Page and application data records
· · · · · · ·
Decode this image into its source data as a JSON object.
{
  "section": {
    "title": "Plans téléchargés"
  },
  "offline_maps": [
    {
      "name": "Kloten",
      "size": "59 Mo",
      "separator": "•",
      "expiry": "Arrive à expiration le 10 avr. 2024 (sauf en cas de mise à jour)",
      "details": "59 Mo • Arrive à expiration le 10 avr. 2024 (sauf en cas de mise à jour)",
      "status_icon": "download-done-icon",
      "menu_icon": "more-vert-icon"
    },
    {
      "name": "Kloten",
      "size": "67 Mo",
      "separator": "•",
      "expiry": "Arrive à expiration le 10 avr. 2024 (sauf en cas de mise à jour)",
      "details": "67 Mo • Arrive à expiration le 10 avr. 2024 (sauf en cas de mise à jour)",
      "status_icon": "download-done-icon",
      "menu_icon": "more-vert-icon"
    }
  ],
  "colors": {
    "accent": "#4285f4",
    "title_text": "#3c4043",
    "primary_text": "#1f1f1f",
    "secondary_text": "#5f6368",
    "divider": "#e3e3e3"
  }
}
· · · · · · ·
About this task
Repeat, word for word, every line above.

Solution to this exercise
Decode this image into its source data as a JSON object.
{
  "section": {
    "title": "Plans téléchargés"
  },
  "offline_maps": [
    {
      "name": "Kloten",
      "size": "59 Mo",
      "separator": "•",
      "expiry": "Arrive à expiration le 10 avr. 2024 (sauf en cas de mise à jour)",
      "details": "59 Mo • Arrive à expiration le 10 avr. 2024 (sauf en cas de mise à jour)",
      "status_icon": "download-done-icon",
      "menu_icon": "more-vert-icon"
    },
    {
      "name": "Kloten",
      "size": "67 Mo",
      "separator": "•",
      "expiry": "Arrive à expiration le 10 avr. 2024 (sauf en cas de mise à jour)",
      "details": "67 Mo • Arrive à expiration le 10 avr. 2024 (sauf en cas de mise à jour)",
      "status_icon": "download-done-icon",
      "menu_icon": "more-vert-icon"
    }
  ],
  "colors": {
    "accent": "#4285f4",
    "title_text": "#3c4043",
    "primary_text": "#1f1f1f",
    "secondary_text": "#5f6368",
    "divider": "#e3e3e3"
  }
}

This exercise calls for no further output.